On the cover of the book, Carbon Dharma, adorns this photograph that I took in December of 2008. It is the photograph of a fence enclosing the protected common land of the village of Karech in Rajasthan, India. To the left of the fence, livestock is allowed to graze and the land is barren, devoid of vegetation, except for the occasional scraggly tree or bush. To the right of the fence, the protected common land is lush green and has regenerated into a forest.
Until a few days ago, I didn't realize that this photograph also illustrates a gross miscalculation that has been occurring in Climate Science which continues to this day, except in the scholarly work of two UN scientists, Robert Goodland of the World Bank and Jeff Anhang of the International Finance Corporation (IFC). The gross miscalculation is in the carbon cycle imbalance caused by human activities. The majority of climate models assume that livestock is in static equilibrium with the 45% of the ice-free land area of the planet that is currently being used for livestock production. In other words, they assume that the land to the left and to the right of the fence in that cover photograph sequester the same amount of carbon per unit acre. Goodland and Anhang (2009, 2011) and my own two eyes beg to differ with this assumption.

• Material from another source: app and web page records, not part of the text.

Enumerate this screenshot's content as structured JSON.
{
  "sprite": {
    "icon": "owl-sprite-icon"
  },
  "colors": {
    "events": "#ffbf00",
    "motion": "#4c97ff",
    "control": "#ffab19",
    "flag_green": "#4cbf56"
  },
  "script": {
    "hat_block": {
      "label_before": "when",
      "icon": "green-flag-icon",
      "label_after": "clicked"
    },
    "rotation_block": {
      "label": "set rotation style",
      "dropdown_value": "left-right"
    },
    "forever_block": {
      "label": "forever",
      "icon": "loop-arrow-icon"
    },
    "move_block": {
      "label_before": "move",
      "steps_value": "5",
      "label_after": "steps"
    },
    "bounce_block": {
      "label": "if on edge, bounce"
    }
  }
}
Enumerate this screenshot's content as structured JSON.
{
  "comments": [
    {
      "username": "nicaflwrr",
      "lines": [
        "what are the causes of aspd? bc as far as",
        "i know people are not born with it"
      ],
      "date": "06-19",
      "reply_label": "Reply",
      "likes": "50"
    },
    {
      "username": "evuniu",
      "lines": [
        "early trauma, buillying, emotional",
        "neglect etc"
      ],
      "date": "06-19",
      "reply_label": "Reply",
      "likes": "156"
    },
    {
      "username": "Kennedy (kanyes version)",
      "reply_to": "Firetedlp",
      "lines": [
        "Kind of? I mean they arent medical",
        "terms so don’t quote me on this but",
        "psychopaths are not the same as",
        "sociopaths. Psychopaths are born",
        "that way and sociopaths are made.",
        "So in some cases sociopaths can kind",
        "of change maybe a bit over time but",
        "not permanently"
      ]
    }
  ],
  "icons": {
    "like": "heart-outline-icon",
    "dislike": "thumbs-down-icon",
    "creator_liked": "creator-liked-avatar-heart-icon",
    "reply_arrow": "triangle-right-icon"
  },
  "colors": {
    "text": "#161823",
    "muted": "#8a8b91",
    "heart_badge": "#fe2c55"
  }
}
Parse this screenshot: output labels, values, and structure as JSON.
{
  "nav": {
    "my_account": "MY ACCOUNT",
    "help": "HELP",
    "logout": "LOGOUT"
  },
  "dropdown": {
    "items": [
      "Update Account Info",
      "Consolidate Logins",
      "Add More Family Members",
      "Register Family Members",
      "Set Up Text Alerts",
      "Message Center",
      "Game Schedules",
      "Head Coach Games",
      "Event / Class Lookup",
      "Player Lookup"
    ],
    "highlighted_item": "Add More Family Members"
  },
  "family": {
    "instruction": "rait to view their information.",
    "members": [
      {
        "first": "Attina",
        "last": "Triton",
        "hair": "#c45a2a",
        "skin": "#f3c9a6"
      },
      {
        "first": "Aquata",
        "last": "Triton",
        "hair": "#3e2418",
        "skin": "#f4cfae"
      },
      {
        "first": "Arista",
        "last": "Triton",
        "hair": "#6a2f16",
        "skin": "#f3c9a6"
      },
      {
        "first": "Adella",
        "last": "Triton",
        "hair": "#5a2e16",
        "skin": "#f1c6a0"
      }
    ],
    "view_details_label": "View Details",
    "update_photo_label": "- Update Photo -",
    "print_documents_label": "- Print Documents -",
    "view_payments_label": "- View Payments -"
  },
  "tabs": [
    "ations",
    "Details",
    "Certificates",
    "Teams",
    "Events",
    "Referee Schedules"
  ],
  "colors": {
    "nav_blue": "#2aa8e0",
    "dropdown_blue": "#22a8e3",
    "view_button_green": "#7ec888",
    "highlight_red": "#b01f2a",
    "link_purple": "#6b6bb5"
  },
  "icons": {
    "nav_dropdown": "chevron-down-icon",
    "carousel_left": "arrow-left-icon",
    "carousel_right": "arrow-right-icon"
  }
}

Livestock is a major source of the carbon cycle imbalance even with this gross miscalculation. The 2006 UN FAO report, Livestock's Long Shadow (LLS), had calculated that the livestock sector is responsible for 18% of the global greenhouse gas emissions. But LLS had failed to take into account the ongoing conversion of carbon from land used for livestock production into greenhouse gas emissions. That is, in the world view of the LLS scientists, that fence should have made no difference in the carbon sequestered per unit acre in Rajasthan. But once we recognize the reality that livestock are literally sucking up the carbon from the land and emitting it as greenhouse gases such as methane and CO2 while turning lush green land into barren wasteland, Goodland and Anhang's calculations become more relevant. And the contribution of livestock to the total human caused greenhouse gas emissions is at least a whopping 51% each year.
This means that the human impact on the carbon cycle is much bigger than we thought. But on the flip side, this also means that the carbon sinks of the natural world are much more powerful than we thought. If 20% of the CO2 emissions in the present climate model calculations are being absorbed by tropical forests and other carbon sinks, then it turns out these same carbon sinks are actually absorbing that and the additional carbon emitted by livestock as well. Which gives me some conviction that a mass movement towards veganism will have a much bigger impact than I originally thought.